%%

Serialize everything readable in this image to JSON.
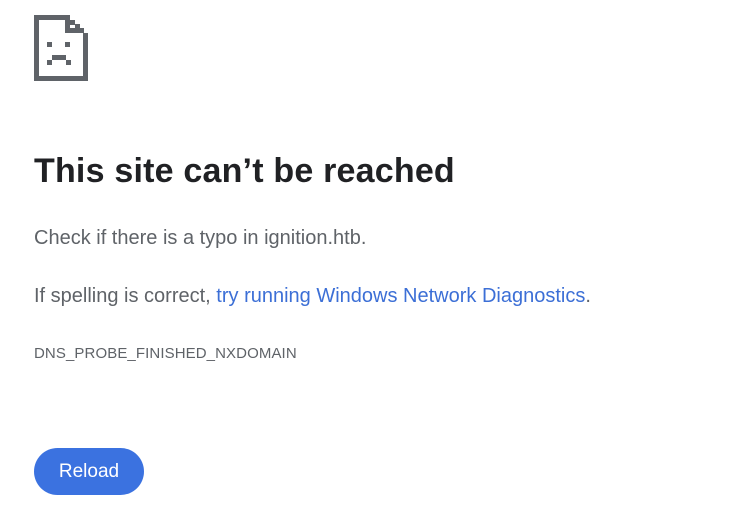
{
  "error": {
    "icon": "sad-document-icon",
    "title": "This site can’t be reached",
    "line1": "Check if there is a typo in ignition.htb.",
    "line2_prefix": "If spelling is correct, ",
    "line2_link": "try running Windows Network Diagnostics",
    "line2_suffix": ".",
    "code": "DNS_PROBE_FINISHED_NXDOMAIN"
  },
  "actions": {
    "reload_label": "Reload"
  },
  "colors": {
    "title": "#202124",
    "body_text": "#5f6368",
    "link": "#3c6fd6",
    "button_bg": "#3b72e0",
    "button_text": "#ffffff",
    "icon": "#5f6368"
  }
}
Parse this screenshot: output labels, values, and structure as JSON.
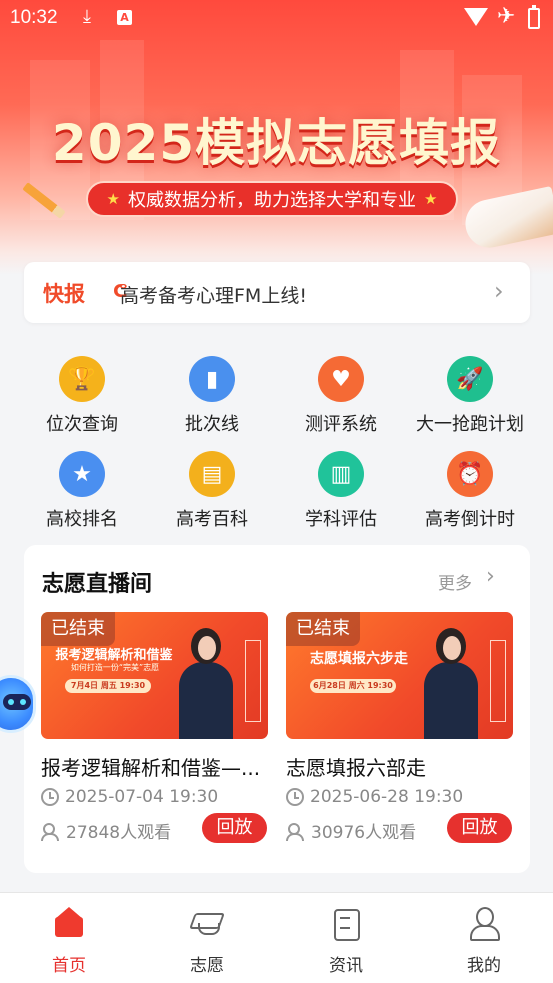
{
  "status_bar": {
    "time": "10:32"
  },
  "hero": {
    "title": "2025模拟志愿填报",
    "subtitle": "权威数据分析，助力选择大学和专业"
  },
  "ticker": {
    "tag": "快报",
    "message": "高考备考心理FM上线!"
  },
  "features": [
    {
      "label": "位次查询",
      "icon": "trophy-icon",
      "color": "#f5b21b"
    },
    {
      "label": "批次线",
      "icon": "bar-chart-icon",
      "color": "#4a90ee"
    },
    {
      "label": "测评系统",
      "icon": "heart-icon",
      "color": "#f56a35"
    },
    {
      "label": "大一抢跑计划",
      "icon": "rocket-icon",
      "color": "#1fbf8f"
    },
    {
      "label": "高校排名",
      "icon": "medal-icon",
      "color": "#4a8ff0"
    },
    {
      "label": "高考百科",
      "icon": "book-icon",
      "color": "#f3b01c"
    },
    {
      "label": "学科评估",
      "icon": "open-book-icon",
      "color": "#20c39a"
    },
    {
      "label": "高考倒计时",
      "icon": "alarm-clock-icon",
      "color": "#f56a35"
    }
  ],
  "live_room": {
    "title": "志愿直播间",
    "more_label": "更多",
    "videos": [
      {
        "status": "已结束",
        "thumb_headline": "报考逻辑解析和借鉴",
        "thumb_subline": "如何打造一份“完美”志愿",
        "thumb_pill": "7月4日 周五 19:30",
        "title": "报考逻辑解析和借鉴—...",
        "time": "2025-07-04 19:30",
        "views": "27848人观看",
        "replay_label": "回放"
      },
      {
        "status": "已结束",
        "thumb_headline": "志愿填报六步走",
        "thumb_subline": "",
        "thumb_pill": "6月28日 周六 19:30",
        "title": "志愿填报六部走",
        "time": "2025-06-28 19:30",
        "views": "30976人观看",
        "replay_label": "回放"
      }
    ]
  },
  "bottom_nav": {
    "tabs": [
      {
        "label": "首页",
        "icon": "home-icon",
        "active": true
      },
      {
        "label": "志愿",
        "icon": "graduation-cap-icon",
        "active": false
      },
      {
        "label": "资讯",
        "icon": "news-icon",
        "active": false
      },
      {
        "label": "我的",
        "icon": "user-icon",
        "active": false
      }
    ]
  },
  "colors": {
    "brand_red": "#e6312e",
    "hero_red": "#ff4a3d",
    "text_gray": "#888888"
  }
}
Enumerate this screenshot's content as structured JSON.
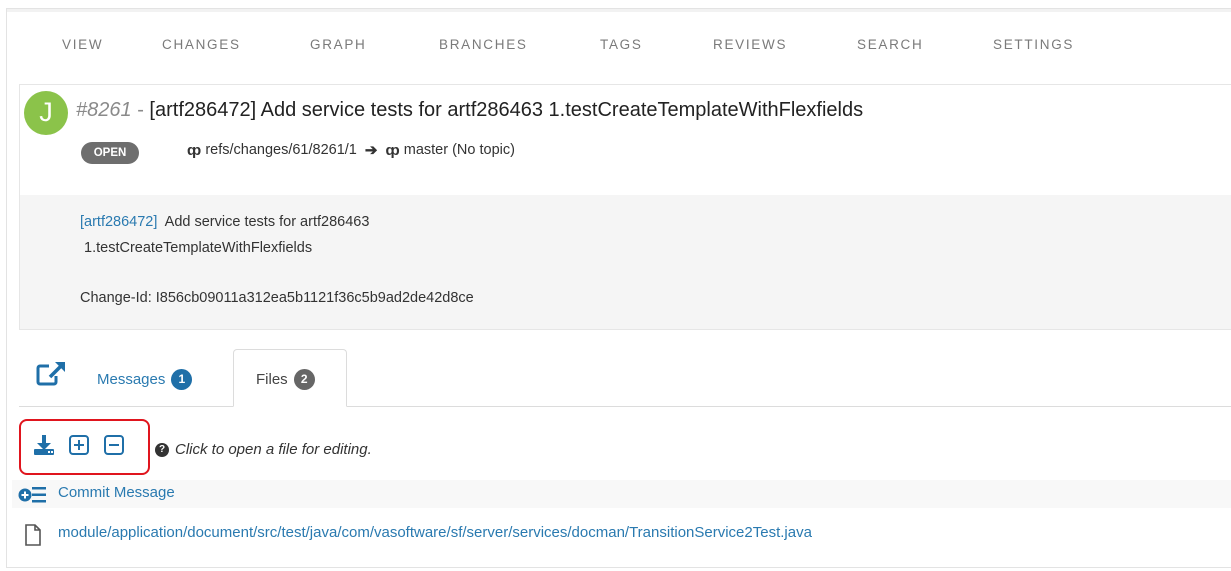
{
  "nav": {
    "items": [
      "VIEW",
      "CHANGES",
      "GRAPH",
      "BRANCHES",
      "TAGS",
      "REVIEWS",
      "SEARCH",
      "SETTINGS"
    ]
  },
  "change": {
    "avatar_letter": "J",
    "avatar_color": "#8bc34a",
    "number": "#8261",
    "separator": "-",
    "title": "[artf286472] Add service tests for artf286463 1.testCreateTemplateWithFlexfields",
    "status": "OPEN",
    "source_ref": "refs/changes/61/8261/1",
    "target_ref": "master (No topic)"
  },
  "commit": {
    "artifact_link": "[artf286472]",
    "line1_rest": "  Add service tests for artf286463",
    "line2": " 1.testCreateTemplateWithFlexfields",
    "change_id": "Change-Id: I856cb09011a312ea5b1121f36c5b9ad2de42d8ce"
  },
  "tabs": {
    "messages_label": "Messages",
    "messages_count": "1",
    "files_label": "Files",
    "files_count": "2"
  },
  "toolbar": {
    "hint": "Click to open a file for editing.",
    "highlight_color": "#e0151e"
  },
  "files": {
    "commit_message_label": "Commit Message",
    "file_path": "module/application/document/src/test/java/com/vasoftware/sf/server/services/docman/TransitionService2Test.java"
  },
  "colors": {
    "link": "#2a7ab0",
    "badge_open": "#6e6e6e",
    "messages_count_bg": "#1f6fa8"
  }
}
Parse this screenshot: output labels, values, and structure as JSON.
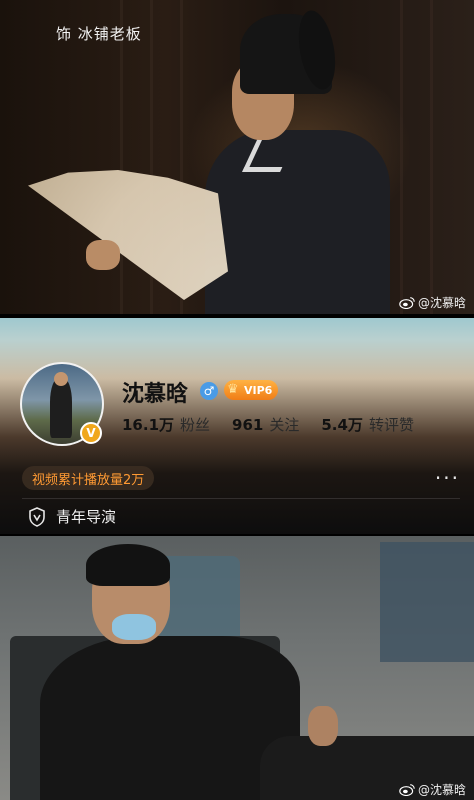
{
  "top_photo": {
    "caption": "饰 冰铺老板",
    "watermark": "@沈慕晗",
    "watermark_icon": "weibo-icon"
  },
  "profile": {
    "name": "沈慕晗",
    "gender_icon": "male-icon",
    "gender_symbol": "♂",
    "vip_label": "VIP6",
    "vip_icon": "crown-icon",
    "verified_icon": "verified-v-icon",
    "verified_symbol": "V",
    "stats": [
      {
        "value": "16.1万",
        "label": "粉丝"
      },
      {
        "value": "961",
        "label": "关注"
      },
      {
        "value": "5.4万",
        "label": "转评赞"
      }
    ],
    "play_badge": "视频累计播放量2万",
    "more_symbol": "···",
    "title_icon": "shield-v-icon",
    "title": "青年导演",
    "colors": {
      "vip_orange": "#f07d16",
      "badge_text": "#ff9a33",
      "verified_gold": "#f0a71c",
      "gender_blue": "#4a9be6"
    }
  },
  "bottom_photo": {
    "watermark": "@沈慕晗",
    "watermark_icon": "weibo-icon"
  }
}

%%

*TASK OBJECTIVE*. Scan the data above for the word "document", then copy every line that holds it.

*EXERCISE SOLUTION*.
    "icon": "sad-document-icon",
    "file_path": "module/application/document/src/test/java/com/vasoftware/sf/server/services/docman/TransitionService2Test.java"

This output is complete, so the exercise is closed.